Data sovereignty has become a key issue for cloud providers in recent months amid fears that data transfers between the US and Europe may not be legal under GDPR. Alongside this, the rise of generative AI systems means tech leaders must consider how data used to train artificial intelligence models can be stored securely to protect user privacy and ensure proprietary information isn’t exposed.
Google Cloud launches new Vertex AI data residency regions
Google Cloud is attempting to address these two problems through ten new data residency regions for its Vertex AI services, which will allow users of the service to store their data in their location of choice.
A dedicated UK region has been set up for Generative AI on Vertex AI, which includes Google’s PaLM 2, Codey, and Imagen models, as well as the text embeddings and multimodal embeddings APIs. The US, Canada, the Netherlands, France, Germany, Belgium, Japan, Singapore and South Korea are other available regions.
Generalised North America and EU regions have been set up for the Vertex AI Search and Vertex AI Conversation tools.
Google Cloud plans to bring generative AI capabilities with data residency controls to customers in other parts of the world said Warren Barkley, senior director for product management and cloud AI at Google Cloud.
Barkley said: “Our new data residency guarantees continue our commitment to providing AI services with enterprise-grade scale, safety, security and privacy.
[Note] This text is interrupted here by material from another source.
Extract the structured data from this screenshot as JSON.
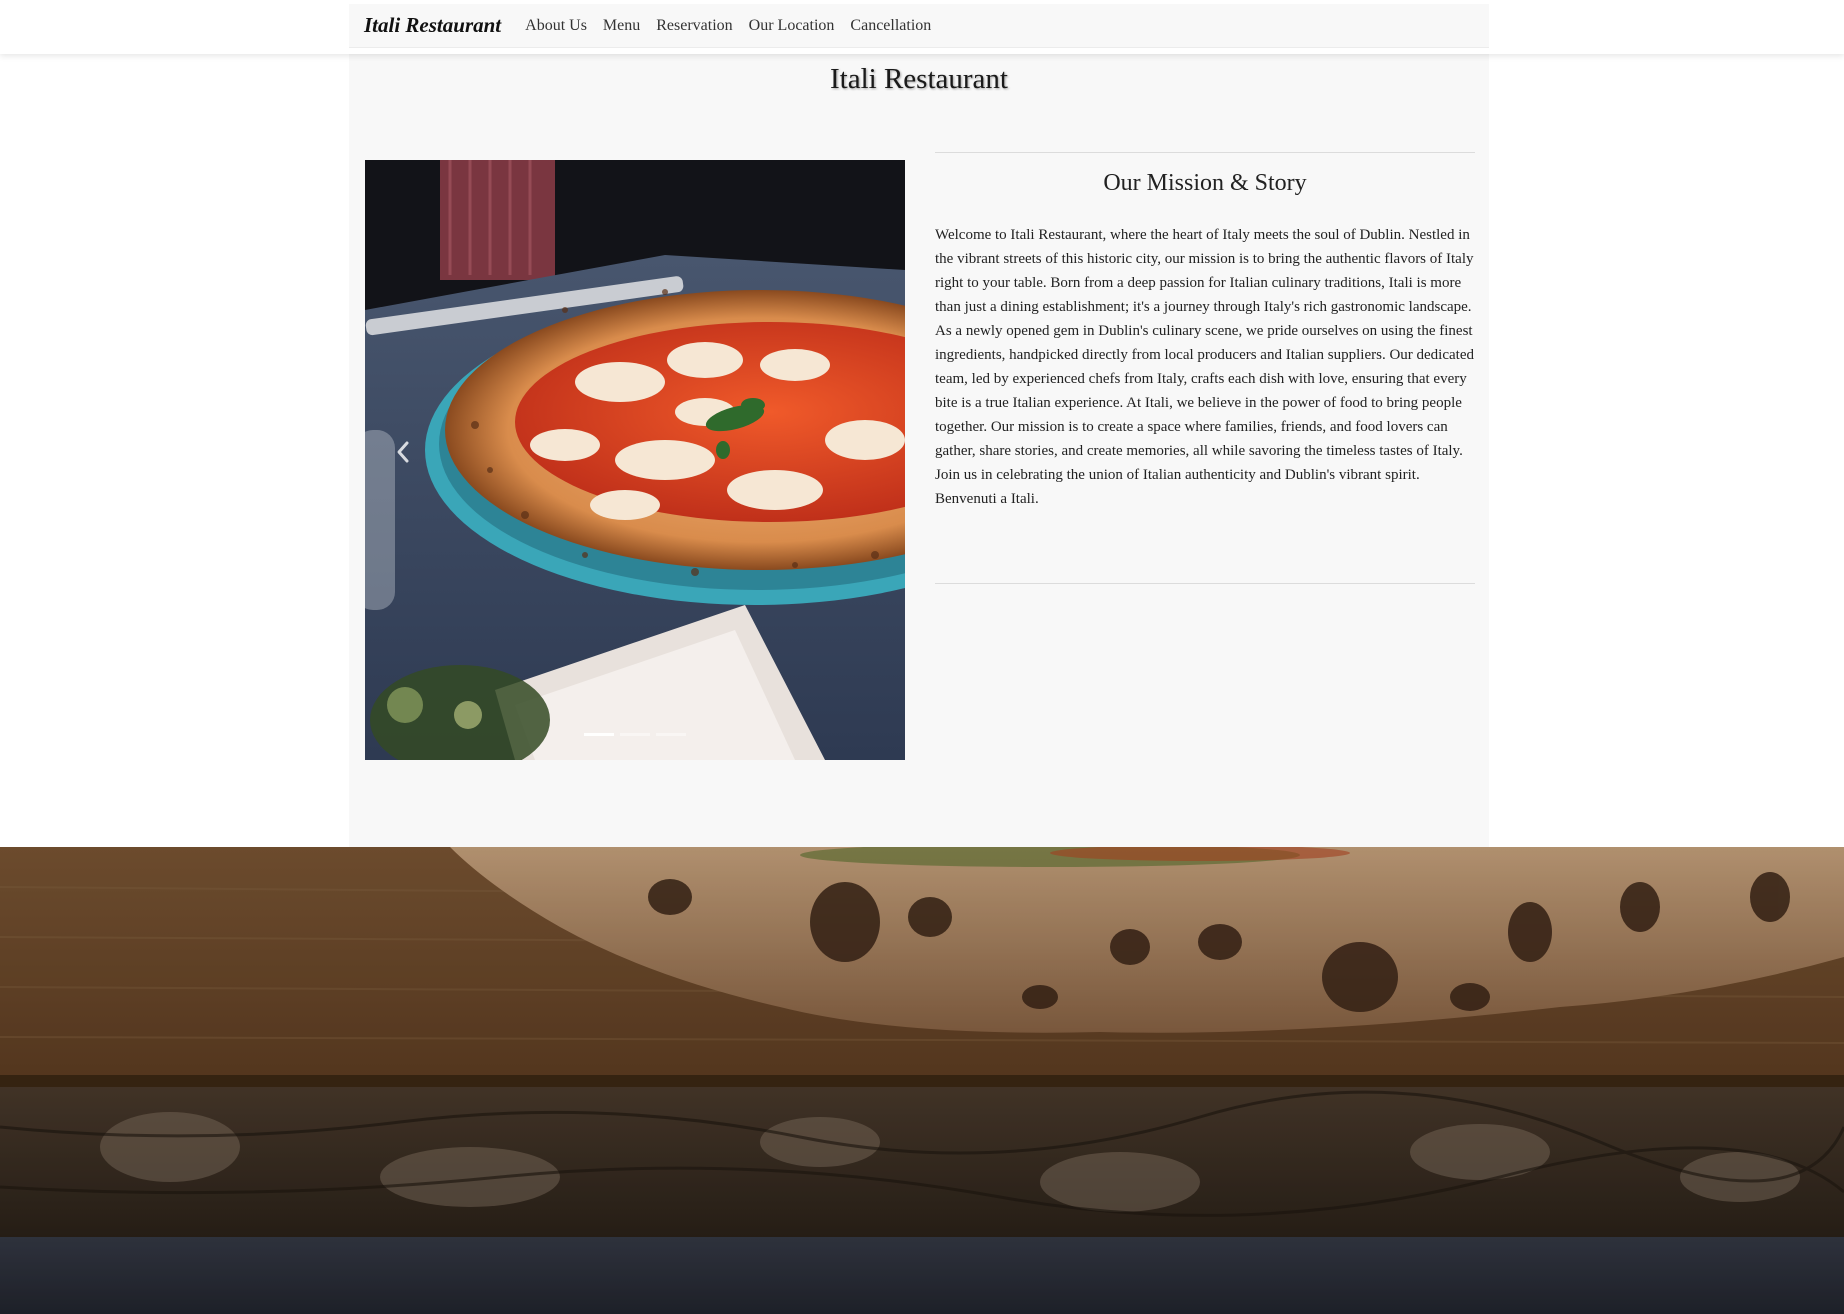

Protecting customer data and privacy has always been core to Google Cloud’s mission, and this commitment is more important than ever as AI continues to evolve and mass adoption increases.”
Japanese bank Minna Bank is among the first businesses to utilise the new data residency regions. “This was a very important update for the financial industry and other industries that demand high standards of privacy, security, and governance because we can now control where data is stored,” said Masaaki Miyamoto, Minna Bank’s CIO.
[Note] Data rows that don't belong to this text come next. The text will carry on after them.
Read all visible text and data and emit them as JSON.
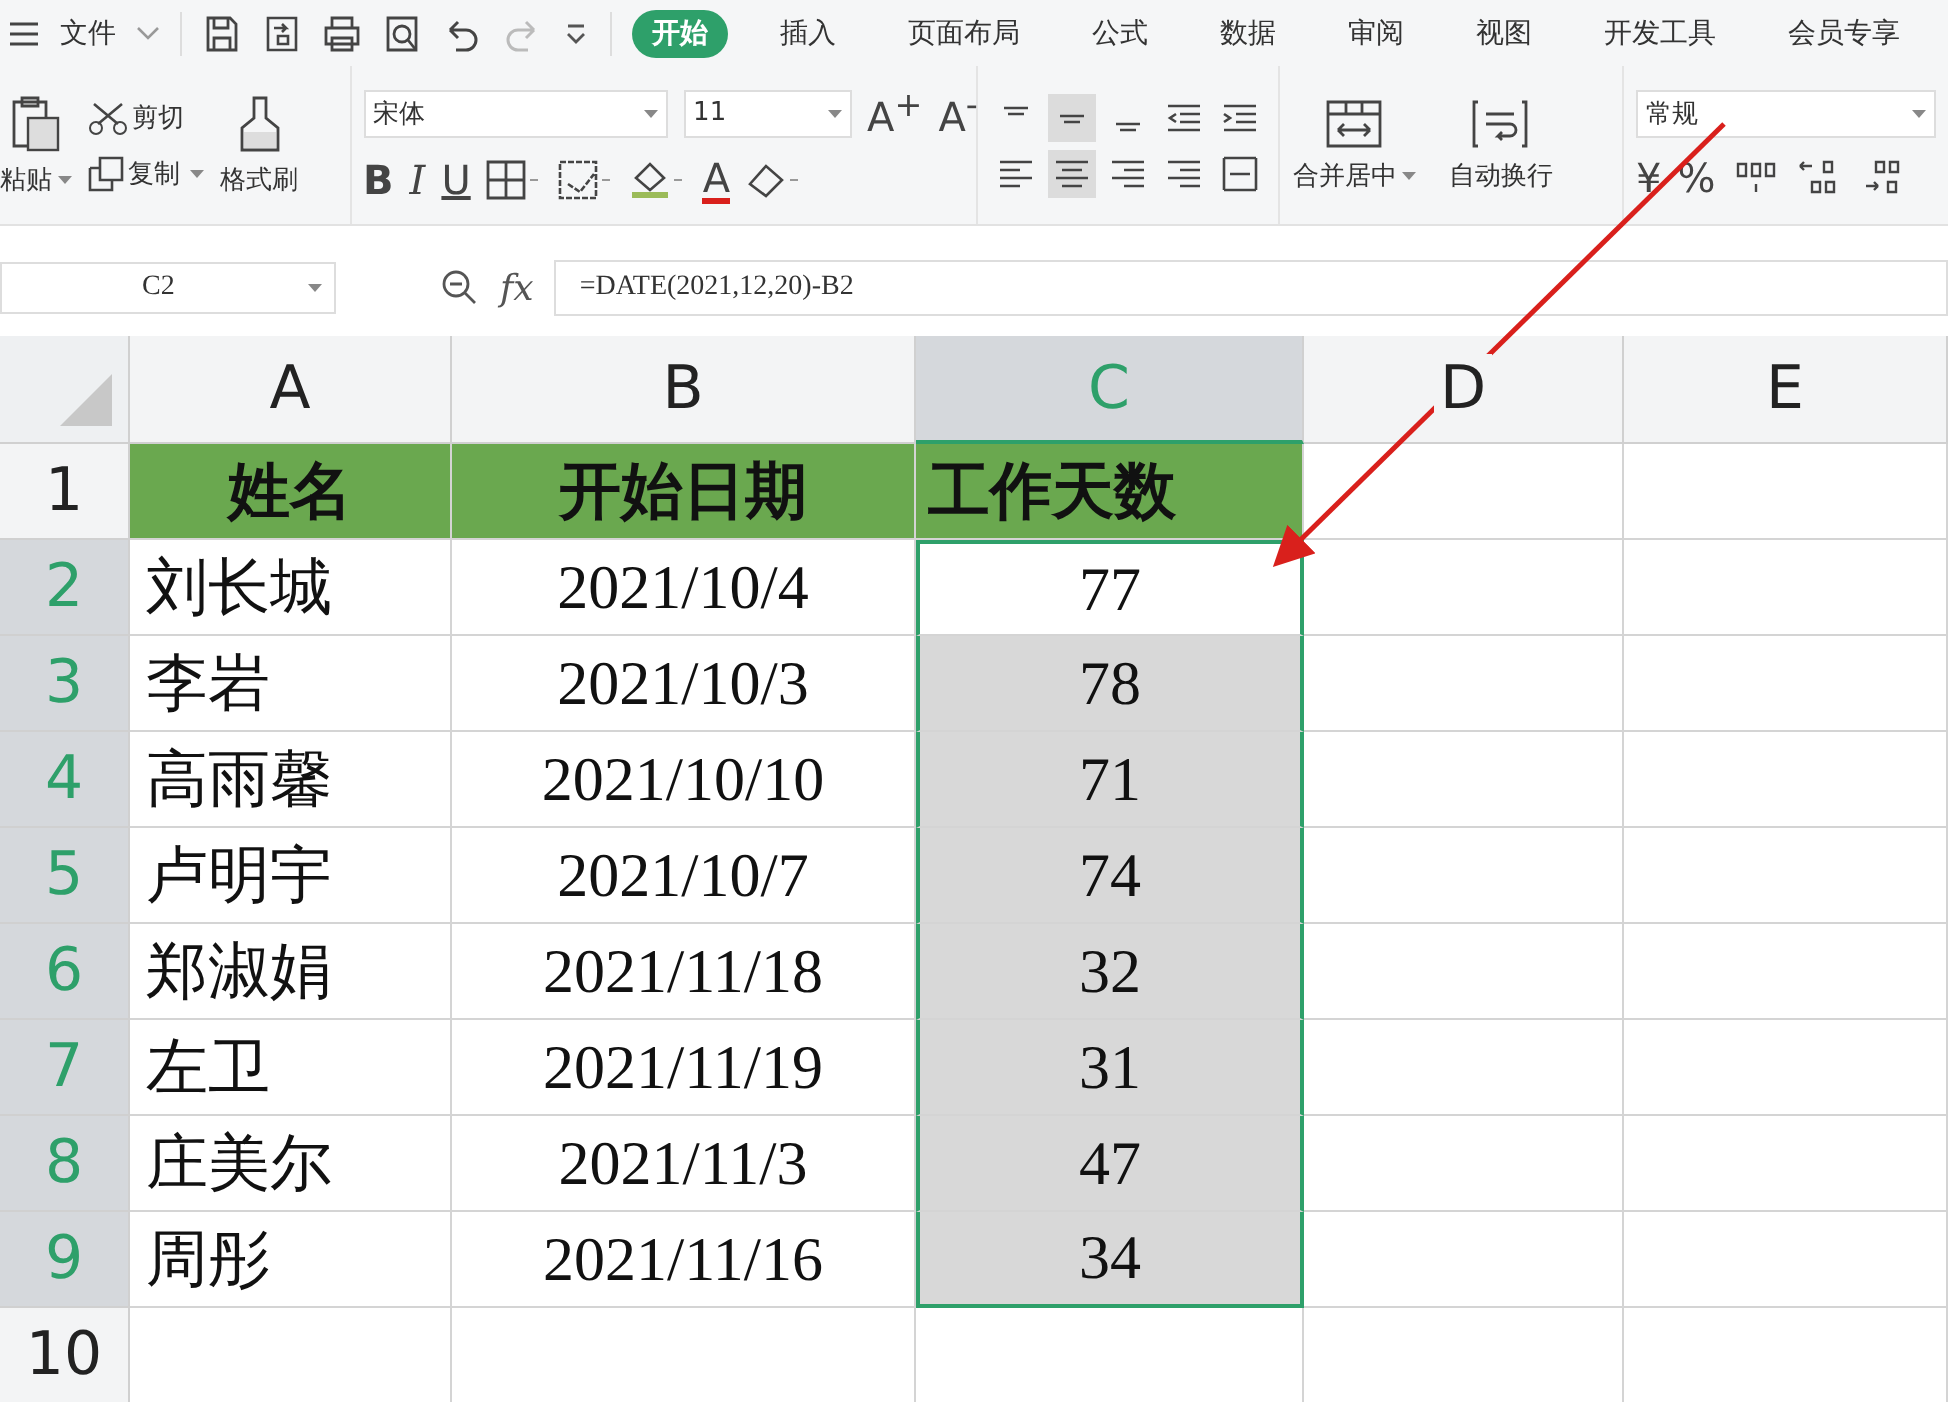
{
  "menu": {
    "file_label": "文件",
    "tabs": [
      {
        "label": "开始",
        "selected": true
      },
      {
        "label": "插入",
        "selected": false
      },
      {
        "label": "页面布局",
        "selected": false
      },
      {
        "label": "公式",
        "selected": false
      },
      {
        "label": "数据",
        "selected": false
      },
      {
        "label": "审阅",
        "selected": false
      },
      {
        "label": "视图",
        "selected": false
      },
      {
        "label": "开发工具",
        "selected": false
      },
      {
        "label": "会员专享",
        "selected": false
      }
    ]
  },
  "ribbon": {
    "paste": "粘贴",
    "cut": "剪切",
    "copy": "复制",
    "format_painter": "格式刷",
    "font_name": "宋体",
    "font_size": "11",
    "grow_font": "A$^{+}$",
    "shrink_font": "A$^{-}$",
    "bold": "B",
    "italic": "I",
    "underline": "U",
    "font_color": "A",
    "align_top_row": [
      {
        "selected": false
      },
      {
        "selected": true
      },
      {
        "selected": false
      },
      {
        "selected": false
      },
      {
        "selected": false
      }
    ],
    "align_bottom_row": [
      {
        "selected": false
      },
      {
        "selected": true
      },
      {
        "selected": false
      },
      {
        "selected": false
      },
      {
        "selected": false
      }
    ],
    "merge": "合并居中",
    "wrap": "自动换行",
    "number_format": "常规",
    "currency": "¥",
    "percent": "%"
  },
  "formula_bar": {
    "name_box": "C2",
    "fx": "fx",
    "formula": "=DATE(2021,12,20)-B2"
  },
  "sheet": {
    "columns": [
      {
        "label": "A",
        "selected": false
      },
      {
        "label": "B",
        "selected": false
      },
      {
        "label": "C",
        "selected": true
      },
      {
        "label": "D",
        "selected": false
      },
      {
        "label": "E",
        "selected": false
      }
    ],
    "rows": [
      {
        "number": "1",
        "kind": "header",
        "selected": false,
        "cells": [
          "姓名",
          "开始日期",
          "工作天数"
        ]
      },
      {
        "number": "2",
        "kind": "data",
        "selected": true,
        "cells": [
          "刘长城",
          "2021/10/4",
          "77"
        ]
      },
      {
        "number": "3",
        "kind": "data",
        "selected": true,
        "cells": [
          "李岩",
          "2021/10/3",
          "78"
        ]
      },
      {
        "number": "4",
        "kind": "data",
        "selected": true,
        "cells": [
          "高雨馨",
          "2021/10/10",
          "71"
        ]
      },
      {
        "number": "5",
        "kind": "data",
        "selected": true,
        "cells": [
          "卢明宇",
          "2021/10/7",
          "74"
        ]
      },
      {
        "number": "6",
        "kind": "data",
        "selected": true,
        "cells": [
          "郑淑娟",
          "2021/11/18",
          "32"
        ]
      },
      {
        "number": "7",
        "kind": "data",
        "selected": true,
        "cells": [
          "左卫",
          "2021/11/19",
          "31"
        ]
      },
      {
        "number": "8",
        "kind": "data",
        "selected": true,
        "cells": [
          "庄美尔",
          "2021/11/3",
          "47"
        ]
      },
      {
        "number": "9",
        "kind": "data",
        "selected": true,
        "cells": [
          "周彤",
          "2021/11/16",
          "34"
        ]
      },
      {
        "number": "10",
        "kind": "empty",
        "selected": false,
        "cells": []
      }
    ]
  }
}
Hyperscalers go big on data sovereignty
The new data residency regions are available now, Google Cloud says. The company is the third biggest player in the public cloud, albeit with a much smaller share of the market than its Big Tech rivals AWS and Azure.
Data sovereignty options are in high demand among cloud users in the public sector, as well as highly regulated industries like financial services. This is a particularly salient issue in Europe, as it is feared storing information about EU citizens on servers elsewhere may not be compliant with the bloc's GDPR data laws.
Transferring European data to servers in the US could be problematic for the likes of Google Cloud because US law allows government agencies to requisition data from tech companies on security grounds, something which is not compatible with GDPR. Previous transatlantic data-sharing arrangements to allow such transfers have been struck down in the courts after being challenged by privacy campaigners. A new pact, the EU-US Data Privacy Framework, was reached earlier this year, but it has yet to be tested legally.
To get around this, providers have been striking deals with European tech companies to create sovereign clouds - Google and Thales created a sovereign cloud for France in 2021. Microsoft Azure launched a sovereign cloud for Europe last year, and last month AWS launched a similar offering for customers.